With Buena Vista’s South Main on the left, preserved open space surrounds the planned unit development (PUD.) This development follows the idea of the urban transect.
When most think of ‘urban planning,’ small, (i.e. less than 5,000,) rural communities are not at the forefront of the conversation. Most might envision the original, square street grid, large transportation systems, or master-planned communities. But (urban) planning is not always large cities; the small communities count too!
Whether the planning is large or small, short or long term, all cities use planning to make their communities sustainable socially, economically, and ecologically. The rural-urban transect, credited to DPZ & Company, includes the rural community as a stop from the natural environment to the built, urban core of cities. Large cities have more planning sectors to focus their energy, while small towns might have one or two downtown corridors. Small towns might have less of a focus on incorporating both affordable and market rate housing, while a larger city will have stricter housing typology policies. The Congress for the New Urbanism promotes looking at planning communities at the neighborhood scale; which in most instances can be applied wholly to an entire small town, like Buena Vista. Downtown Colorado Inc. recently visited Buena Vista to complete a ‘main street assessment’ of BV’s downtown corridor. DCI assessed current conditions and how to improve the Main Street business district, specifically economically.
These rural communities were settled behind an (usually) economic reason: there was economic opportunity in a given area too far from a large city for a daily commute. Buena Vista, Colorado is an excellent example; originally settled as a mining town along the Arkansas River, people descended to BV to live and work. The automobile and freight transportations connections were established in all cardinal directions for accessibility purposes to the larger cities around – Colorado Springs, Pueblo, & Grand Junction, to name a few.
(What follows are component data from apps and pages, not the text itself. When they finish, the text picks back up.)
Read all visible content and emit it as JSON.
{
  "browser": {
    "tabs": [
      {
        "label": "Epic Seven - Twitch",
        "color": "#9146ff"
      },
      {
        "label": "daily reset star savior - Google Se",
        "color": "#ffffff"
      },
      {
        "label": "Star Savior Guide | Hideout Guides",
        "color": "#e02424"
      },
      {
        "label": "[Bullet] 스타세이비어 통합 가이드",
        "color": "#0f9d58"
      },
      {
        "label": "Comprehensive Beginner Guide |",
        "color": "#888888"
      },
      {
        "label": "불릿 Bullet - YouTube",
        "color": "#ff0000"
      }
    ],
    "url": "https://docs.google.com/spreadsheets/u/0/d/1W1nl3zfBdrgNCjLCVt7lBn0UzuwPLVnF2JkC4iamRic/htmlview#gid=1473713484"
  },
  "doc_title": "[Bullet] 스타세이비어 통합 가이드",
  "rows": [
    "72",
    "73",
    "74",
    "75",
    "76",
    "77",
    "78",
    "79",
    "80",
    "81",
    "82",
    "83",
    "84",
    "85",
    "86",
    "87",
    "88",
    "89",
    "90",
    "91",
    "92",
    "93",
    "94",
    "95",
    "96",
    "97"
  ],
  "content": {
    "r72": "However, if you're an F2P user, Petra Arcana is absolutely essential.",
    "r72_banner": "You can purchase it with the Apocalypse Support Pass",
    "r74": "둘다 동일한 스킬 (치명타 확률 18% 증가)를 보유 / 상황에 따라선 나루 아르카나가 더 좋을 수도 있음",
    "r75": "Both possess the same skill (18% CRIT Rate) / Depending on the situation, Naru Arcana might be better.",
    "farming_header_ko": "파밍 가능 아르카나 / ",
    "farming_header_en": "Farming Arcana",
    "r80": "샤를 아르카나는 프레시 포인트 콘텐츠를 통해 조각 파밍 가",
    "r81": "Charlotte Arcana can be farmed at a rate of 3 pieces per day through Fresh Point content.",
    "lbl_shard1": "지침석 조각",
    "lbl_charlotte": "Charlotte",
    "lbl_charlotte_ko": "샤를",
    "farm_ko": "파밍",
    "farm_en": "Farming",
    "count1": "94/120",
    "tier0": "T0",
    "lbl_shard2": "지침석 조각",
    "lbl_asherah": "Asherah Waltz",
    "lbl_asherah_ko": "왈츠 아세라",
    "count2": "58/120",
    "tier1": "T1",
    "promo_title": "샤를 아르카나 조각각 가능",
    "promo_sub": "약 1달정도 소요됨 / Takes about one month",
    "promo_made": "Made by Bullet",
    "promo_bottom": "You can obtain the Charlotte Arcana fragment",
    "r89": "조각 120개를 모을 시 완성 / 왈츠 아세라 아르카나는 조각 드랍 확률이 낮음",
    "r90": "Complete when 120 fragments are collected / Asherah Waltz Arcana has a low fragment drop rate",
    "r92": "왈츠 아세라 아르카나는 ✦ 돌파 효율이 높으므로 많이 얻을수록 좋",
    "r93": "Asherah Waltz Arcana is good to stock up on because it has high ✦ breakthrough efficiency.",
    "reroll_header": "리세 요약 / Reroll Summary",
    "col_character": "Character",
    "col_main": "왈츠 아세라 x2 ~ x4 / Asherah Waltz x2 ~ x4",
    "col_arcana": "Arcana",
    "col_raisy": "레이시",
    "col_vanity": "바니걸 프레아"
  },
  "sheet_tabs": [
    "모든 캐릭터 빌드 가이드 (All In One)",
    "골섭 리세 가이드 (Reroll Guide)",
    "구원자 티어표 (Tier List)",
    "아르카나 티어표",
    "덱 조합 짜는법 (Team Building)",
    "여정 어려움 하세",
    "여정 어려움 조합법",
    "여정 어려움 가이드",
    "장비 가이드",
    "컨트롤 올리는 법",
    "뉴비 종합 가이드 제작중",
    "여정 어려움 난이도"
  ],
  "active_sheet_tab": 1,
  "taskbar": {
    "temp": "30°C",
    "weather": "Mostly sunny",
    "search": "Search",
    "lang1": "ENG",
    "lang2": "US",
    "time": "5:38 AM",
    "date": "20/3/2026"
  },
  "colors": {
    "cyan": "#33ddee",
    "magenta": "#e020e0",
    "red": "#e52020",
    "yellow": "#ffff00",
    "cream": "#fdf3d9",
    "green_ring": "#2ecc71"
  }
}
The mining factory brought the opportunity, and the small community had to plan for population fluxes, water droughts, physical circulation questions, etc.
The bottom line: anywhere people settle, there will be a need for planning to account for a sustainable community – a community that can survive socially and economically without completely depreciating the surrounding environment.
Does your small town value and implement planning as much as, say, New York City does?
Credits: Images by Katie Poppel. Data linked to sources.